My Lords, further evidence of the risks will be collected and scrutinised and all possible precautions will be considered. Where it is considered that there is a risk, and that strengthening the law will effectively reduce it, I assure you that my right honourable friend will not hesitate to make regulations.

I must apologise for having taken such a long time. This is a strange mixture of technical law, technical engineering and a human problem. There is no royal road to getting the right answer to these things. One tries to approach the legal questions with a scholarly mind and the engineering questions with a practical mind; and at the end, of course, one must apply human judgment, full of fallibility, to the particular circumstances of the case. But my general answer to the point which has been perfectly legitimately raised, and most interestingly raised, by the noble Lord is this. I do not think, for the reasons I have given, that the mere omission of subsection (2) is the right answer in any event. Broadly speaking, I would submit that what are loosely called "ejection cases" really cover such a multifarious type of accident that the old words relating to fences as a general rule apply only to some of them, and, even then, need to be applied to particular types of operations and machines by regulations, rather than by a general enactment which would apply to the whole of industry, and, I should have thought, would be less appropriate than what my right honourable friend is trying to do.

5.48 p.m.


My Lords, this has been a very important debate and I think its importance has been increased by the speech which the noble Viscount has made this afternoon, because it must be obvious to all that he has gone into the matter with his usual form of dedication. I personally am very grateful, and I am sure the House will agree with me. May I thank those who sit on the Cross Benches, particularly, if I may say so, the noble and learned Lord, Lord Denning, for his forthright support to me? I would not disagree with the noble and learned Lord, Lord Reid.
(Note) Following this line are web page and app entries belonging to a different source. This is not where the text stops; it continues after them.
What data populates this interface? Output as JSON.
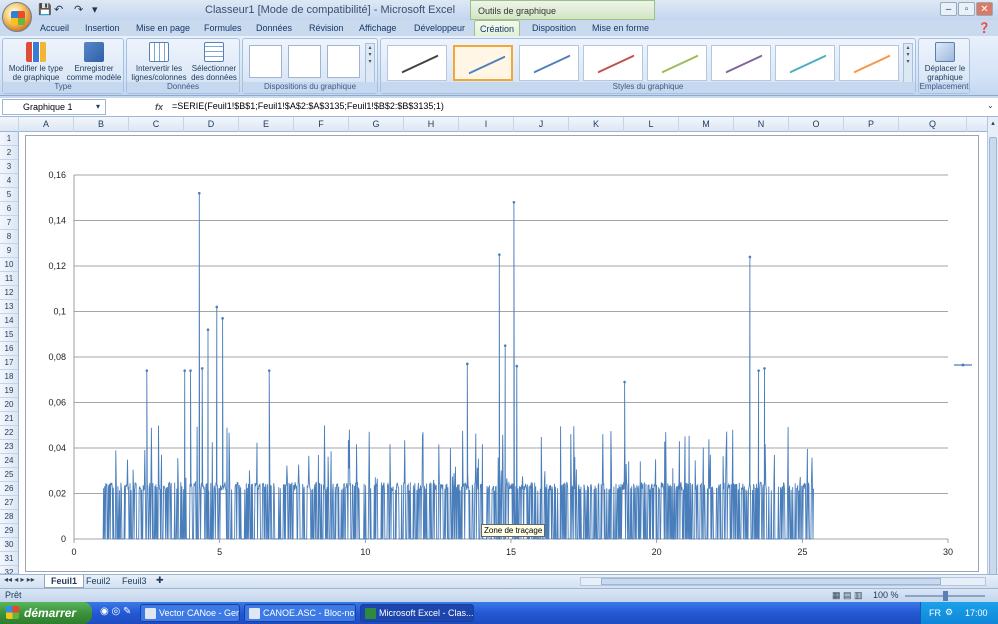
{
  "window": {
    "title": "Classeur1  [Mode de compatibilité] - Microsoft Excel",
    "context_tools": "Outils de graphique"
  },
  "tabs": [
    "Accueil",
    "Insertion",
    "Mise en page",
    "Formules",
    "Données",
    "Révision",
    "Affichage",
    "Développeur",
    "Création",
    "Disposition",
    "Mise en forme"
  ],
  "active_tab": "Création",
  "ribbon": {
    "type": {
      "title": "Type",
      "change_type": "Modifier le type de graphique",
      "save_template": "Enregistrer comme modèle"
    },
    "data": {
      "title": "Données",
      "switch": "Intervertir les lignes/colonnes",
      "select": "Sélectionner des données"
    },
    "layouts": {
      "title": "Dispositions du graphique"
    },
    "styles": {
      "title": "Styles du graphique",
      "colors": [
        "#404040",
        "#4f81bd",
        "#4f81bd",
        "#c0504d",
        "#9bbb59",
        "#8064a2",
        "#4bacc6",
        "#f79646"
      ]
    },
    "location": {
      "title": "Emplacement",
      "move": "Déplacer le graphique"
    }
  },
  "formula_bar": {
    "name_box": "Graphique 1",
    "fx": "fx",
    "formula": "=SERIE(Feuil1!$B$1;Feuil1!$A$2:$A$3135;Feuil1!$B$2:$B$3135;1)"
  },
  "columns": [
    "A",
    "B",
    "C",
    "D",
    "E",
    "F",
    "G",
    "H",
    "I",
    "J",
    "K",
    "L",
    "M",
    "N",
    "O",
    "P",
    "Q"
  ],
  "rows": [
    "1",
    "2",
    "3",
    "4",
    "5",
    "6",
    "7",
    "8",
    "9",
    "10",
    "11",
    "12",
    "13",
    "14",
    "15",
    "16",
    "17",
    "18",
    "19",
    "20",
    "21",
    "22",
    "23",
    "24",
    "25",
    "26",
    "27",
    "28",
    "29",
    "30",
    "31",
    "32"
  ],
  "sheet_tabs": [
    "Feuil1",
    "Feuil2",
    "Feuil3"
  ],
  "status": {
    "ready": "Prêt",
    "zoom": "100 %"
  },
  "taskbar": {
    "start": "démarrer",
    "tasks": [
      "Vector CANoe - Gen...",
      "CANOE.ASC - Bloc-no...",
      "Microsoft Excel - Clas..."
    ],
    "lang": "FR",
    "time": "17:00"
  },
  "tooltip": "Zone de traçage",
  "chart_data": {
    "type": "line",
    "x_ticks": [
      "0",
      "5",
      "10",
      "15",
      "20",
      "25",
      "30"
    ],
    "y_ticks": [
      "0",
      "0,02",
      "0,04",
      "0,06",
      "0,08",
      "0,1",
      "0,12",
      "0,14",
      "0,16"
    ],
    "xlim": [
      0,
      30
    ],
    "ylim": [
      0,
      0.16
    ],
    "grid": "horizontal",
    "x_range_data": [
      1.0,
      25.4
    ],
    "series": [
      {
        "color": "#4a7ebb",
        "peaks": [
          {
            "x": 4.3,
            "y": 0.152
          },
          {
            "x": 14.6,
            "y": 0.125
          },
          {
            "x": 14.8,
            "y": 0.085
          },
          {
            "x": 15.1,
            "y": 0.148
          },
          {
            "x": 23.2,
            "y": 0.124
          },
          {
            "x": 4.9,
            "y": 0.102
          },
          {
            "x": 5.1,
            "y": 0.097
          },
          {
            "x": 4.6,
            "y": 0.092
          },
          {
            "x": 4.0,
            "y": 0.074
          },
          {
            "x": 4.4,
            "y": 0.075
          },
          {
            "x": 2.5,
            "y": 0.074
          },
          {
            "x": 6.7,
            "y": 0.074
          },
          {
            "x": 13.5,
            "y": 0.077
          },
          {
            "x": 15.2,
            "y": 0.076
          },
          {
            "x": 18.9,
            "y": 0.069
          },
          {
            "x": 23.5,
            "y": 0.074
          },
          {
            "x": 23.7,
            "y": 0.075
          },
          {
            "x": 3.8,
            "y": 0.074
          }
        ],
        "typical_max": 0.05,
        "baseline_band": [
          0.0,
          0.025
        ]
      }
    ]
  }
}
Certainly, the object of all of us is not merely to find some way in which a worker can obtain compensation for injury arising from an accident; what is in our minds is the prevention of accidents. But, as my noble friend Lord Douglas of Barloch said, the imposition of penalties is one of the ways in which we can get advances towards safety. Perhaps in the case of road accidents, if, where there is an infringement, there was a penalty lodged upon the driver, and not upon the insurance company, we might get a little more safety on the roads. But that is beside the point.

Obviously, this should not be a night of decision. The matter certainly cannot be left where it stands, and certainly we shall wish to see what the Minister can propose. As I said at the beginning of my remarks, what really divides us is the way to set about it. My own feeling, quite honestly, is that we should give the absolute protection and then, as the noble Viscount who leads the House quite rightly said, deal with the problems by specific regulations. But if the attitude of the Ministers and the Government is that we should deal with it rather on a more slow stage—not deliberately slow, but to make sure that all points are covered and that there should be justice to the worker and the employer—that is one point; and there perhaps we can differ.
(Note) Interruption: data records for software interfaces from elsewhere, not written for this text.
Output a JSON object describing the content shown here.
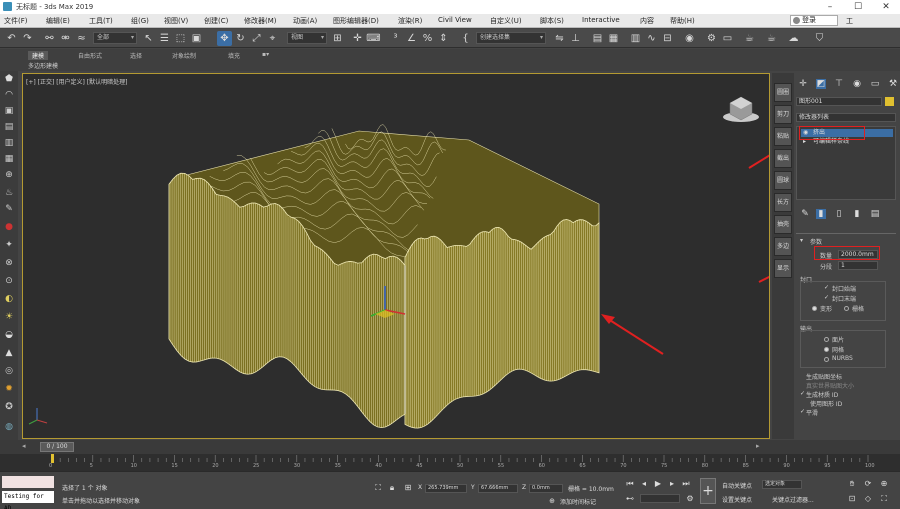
{
  "window": {
    "title": "无标题 - 3ds Max 2019",
    "min": "–",
    "max": "☐",
    "close": "✕"
  },
  "menu": {
    "items": [
      "文件(F)",
      "编辑(E)",
      "工具(T)",
      "组(G)",
      "视图(V)",
      "创建(C)",
      "修改器(M)",
      "动画(A)",
      "图形编辑器(D)",
      "渲染(R)",
      "Civil View",
      "自定义(U)",
      "脚本(S)",
      "Interactive",
      "内容",
      "帮助(H)"
    ],
    "user": "登录",
    "workspace": "工"
  },
  "toolbar": {
    "selection_filter": "全部",
    "ref_coord": "视图",
    "named_selection": "创建选择集"
  },
  "ribbon": {
    "tabs": [
      "建模",
      "自由形式",
      "选择",
      "对象绘制",
      "填充"
    ],
    "active_tab": "建模",
    "subtitle": "多边形建模"
  },
  "viewport": {
    "label": "[+] [正交] [用户定义] [默认明暗处理]"
  },
  "command_tabs": [
    "圆圈",
    "剪刀",
    "粘贴",
    "截出",
    "圆球",
    "长方",
    "抽壳",
    "多边",
    "显示"
  ],
  "command_panel": {
    "object_name": "图形001",
    "modifier_list": "修改器列表",
    "stack": [
      "挤出",
      "可编辑样条线"
    ],
    "rollout_title": "参数",
    "amount_label": "数量",
    "amount_value": "2000.0mm",
    "segments_label": "分段",
    "segments_value": "1",
    "cap_group": "封口",
    "cap_start": "封口始端",
    "cap_end": "封口末端",
    "morph": "变形",
    "grid": "栅格",
    "output_group": "输出",
    "output_patch": "面片",
    "output_mesh": "网格",
    "output_nurbs": "NURBS",
    "gen_mapping": "生成贴图坐标",
    "real_world": "真实世界贴图大小",
    "gen_mat_ids": "生成材质 ID",
    "use_shape_ids": "使用图形 ID",
    "smooth": "平滑"
  },
  "timeline": {
    "frame_display": "0 / 100",
    "ticks": [
      "0",
      "5",
      "10",
      "15",
      "20",
      "25",
      "30",
      "35",
      "40",
      "45",
      "50",
      "55",
      "60",
      "65",
      "70",
      "75",
      "80",
      "85",
      "90",
      "95",
      "100"
    ]
  },
  "status": {
    "maxscript_text": "Testing for AD",
    "selected": "选择了 1 个 对象",
    "prompt": "单击并拖动以选择并移动对象",
    "x_value": "265.739mm",
    "y_value": "67.666mm",
    "z_value": "0.0mm",
    "grid_label": "栅格 = 10.0mm",
    "add_time_tag": "添加时间标记",
    "auto_key": "自动关键点",
    "set_key": "设置关键点",
    "selected_obj": "选定对象",
    "key_filters": "关键点过滤器..."
  },
  "colors": {
    "terrain_fill": "#7b7021",
    "terrain_line": "#ece5b0",
    "viewport_border": "#b49a32",
    "annotation_red": "#e02020",
    "active_blue": "#3b6ea5"
  }
}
I should hope, and I think, that the Government will believe that it is the feeling of this House that there is here a basic injustice. There is the possibility that employers may not do the full duty that they should do, and probably would have had to do if the law had been stricter and if the Law Lords had not departed, as the noble Viscount suggested. However, if it is the feeling—and I hope the Government will accept that it is—that there should be a rapid and determined move by the Minister of Labour in this matter, then the purpose of this debate has been well served. I beg leave to withdraw my Motion.

Motion for Papers, by leave, withdrawn.